_AIM OF THE TASK_. Each line of the entries below that holds "false" is needed, copied in full.

_INFORMATION SUPPLIED_.
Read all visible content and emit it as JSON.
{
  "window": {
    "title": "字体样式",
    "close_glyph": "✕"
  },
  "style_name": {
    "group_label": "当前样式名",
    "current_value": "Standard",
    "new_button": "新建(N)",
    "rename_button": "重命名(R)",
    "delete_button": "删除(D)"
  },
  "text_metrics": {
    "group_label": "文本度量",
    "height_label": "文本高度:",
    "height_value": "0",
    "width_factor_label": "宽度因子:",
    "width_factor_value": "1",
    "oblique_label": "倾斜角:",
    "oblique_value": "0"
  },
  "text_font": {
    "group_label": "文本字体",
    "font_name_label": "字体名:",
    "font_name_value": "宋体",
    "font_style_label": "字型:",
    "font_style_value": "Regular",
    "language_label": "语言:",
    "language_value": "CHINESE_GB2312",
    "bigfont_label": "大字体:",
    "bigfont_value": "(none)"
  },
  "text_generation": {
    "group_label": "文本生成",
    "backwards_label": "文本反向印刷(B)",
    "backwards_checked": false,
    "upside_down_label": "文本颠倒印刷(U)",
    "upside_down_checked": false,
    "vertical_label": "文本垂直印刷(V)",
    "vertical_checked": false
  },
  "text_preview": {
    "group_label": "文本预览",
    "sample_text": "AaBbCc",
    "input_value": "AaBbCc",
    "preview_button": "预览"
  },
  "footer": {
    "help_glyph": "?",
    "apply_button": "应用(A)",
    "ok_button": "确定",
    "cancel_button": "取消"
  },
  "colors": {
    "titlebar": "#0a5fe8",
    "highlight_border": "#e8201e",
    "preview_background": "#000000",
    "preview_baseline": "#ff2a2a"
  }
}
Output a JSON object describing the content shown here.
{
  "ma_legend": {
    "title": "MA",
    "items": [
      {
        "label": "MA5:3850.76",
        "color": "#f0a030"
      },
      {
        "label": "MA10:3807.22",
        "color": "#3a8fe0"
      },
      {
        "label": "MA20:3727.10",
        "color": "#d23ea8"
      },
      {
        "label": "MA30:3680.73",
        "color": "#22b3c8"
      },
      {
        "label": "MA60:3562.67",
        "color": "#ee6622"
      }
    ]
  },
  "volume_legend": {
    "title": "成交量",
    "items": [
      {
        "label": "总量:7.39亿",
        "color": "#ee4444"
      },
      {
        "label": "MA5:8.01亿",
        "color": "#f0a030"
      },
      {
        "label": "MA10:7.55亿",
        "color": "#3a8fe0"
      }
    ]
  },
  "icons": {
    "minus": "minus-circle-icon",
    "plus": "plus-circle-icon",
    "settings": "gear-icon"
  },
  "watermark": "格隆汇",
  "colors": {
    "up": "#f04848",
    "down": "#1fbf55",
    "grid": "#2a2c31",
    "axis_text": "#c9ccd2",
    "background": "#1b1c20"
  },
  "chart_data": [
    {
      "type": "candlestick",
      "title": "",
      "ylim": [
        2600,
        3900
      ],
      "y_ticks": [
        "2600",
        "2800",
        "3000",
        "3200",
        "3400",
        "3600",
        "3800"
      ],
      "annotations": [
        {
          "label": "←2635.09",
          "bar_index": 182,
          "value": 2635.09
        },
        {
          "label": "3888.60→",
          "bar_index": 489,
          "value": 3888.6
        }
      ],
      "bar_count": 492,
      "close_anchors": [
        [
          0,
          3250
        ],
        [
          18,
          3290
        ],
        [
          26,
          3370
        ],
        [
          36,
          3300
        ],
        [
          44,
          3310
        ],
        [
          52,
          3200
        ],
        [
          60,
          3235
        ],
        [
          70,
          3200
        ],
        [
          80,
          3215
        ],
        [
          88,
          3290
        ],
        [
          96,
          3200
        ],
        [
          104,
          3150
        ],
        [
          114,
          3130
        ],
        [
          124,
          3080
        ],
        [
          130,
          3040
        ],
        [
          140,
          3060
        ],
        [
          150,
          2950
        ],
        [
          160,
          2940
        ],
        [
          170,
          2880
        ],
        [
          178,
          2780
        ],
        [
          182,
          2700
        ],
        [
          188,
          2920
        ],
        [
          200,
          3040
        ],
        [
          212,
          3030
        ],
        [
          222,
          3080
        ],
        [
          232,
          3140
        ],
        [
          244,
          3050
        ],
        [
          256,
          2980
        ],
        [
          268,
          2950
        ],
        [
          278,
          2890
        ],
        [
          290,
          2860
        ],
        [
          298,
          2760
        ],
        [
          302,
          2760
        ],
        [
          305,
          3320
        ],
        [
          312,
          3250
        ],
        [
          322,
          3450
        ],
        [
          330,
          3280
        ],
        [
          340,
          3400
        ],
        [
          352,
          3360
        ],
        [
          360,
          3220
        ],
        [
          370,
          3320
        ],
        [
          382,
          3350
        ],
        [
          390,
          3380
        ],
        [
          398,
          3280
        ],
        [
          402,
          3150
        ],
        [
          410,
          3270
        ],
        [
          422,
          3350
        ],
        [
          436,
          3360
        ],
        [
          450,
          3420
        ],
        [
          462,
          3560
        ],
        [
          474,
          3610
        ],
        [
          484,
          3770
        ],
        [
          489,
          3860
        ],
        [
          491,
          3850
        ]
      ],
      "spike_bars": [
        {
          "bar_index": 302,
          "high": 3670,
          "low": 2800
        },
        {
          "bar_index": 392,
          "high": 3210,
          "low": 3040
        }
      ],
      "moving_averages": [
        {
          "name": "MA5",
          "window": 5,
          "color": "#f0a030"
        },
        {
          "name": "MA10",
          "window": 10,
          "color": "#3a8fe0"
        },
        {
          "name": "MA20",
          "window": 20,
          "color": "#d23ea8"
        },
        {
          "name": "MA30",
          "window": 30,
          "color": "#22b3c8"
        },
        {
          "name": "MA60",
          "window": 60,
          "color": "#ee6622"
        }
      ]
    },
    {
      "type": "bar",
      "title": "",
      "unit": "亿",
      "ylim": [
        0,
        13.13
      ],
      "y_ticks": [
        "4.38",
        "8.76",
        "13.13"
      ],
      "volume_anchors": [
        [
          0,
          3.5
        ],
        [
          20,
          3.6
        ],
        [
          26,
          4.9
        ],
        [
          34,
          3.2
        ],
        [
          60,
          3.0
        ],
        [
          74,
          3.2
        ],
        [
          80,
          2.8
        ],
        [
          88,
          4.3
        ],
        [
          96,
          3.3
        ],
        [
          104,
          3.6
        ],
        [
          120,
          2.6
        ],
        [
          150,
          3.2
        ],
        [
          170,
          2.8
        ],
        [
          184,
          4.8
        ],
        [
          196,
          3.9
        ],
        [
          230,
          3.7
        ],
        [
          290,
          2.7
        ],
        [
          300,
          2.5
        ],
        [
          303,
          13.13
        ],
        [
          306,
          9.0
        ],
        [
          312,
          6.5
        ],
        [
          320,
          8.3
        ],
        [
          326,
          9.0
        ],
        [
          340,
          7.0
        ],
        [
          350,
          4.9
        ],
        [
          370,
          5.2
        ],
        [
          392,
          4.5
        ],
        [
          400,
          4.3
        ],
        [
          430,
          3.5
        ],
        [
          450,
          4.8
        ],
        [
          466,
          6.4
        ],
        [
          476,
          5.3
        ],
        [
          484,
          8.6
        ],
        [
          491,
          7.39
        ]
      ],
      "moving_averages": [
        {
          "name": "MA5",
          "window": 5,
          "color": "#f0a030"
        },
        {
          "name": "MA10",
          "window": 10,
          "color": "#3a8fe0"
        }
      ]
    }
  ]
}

_EXERCISE RESPONSE_.
    "backwards_checked": false,
    "upside_down_checked": false,
    "vertical_checked": false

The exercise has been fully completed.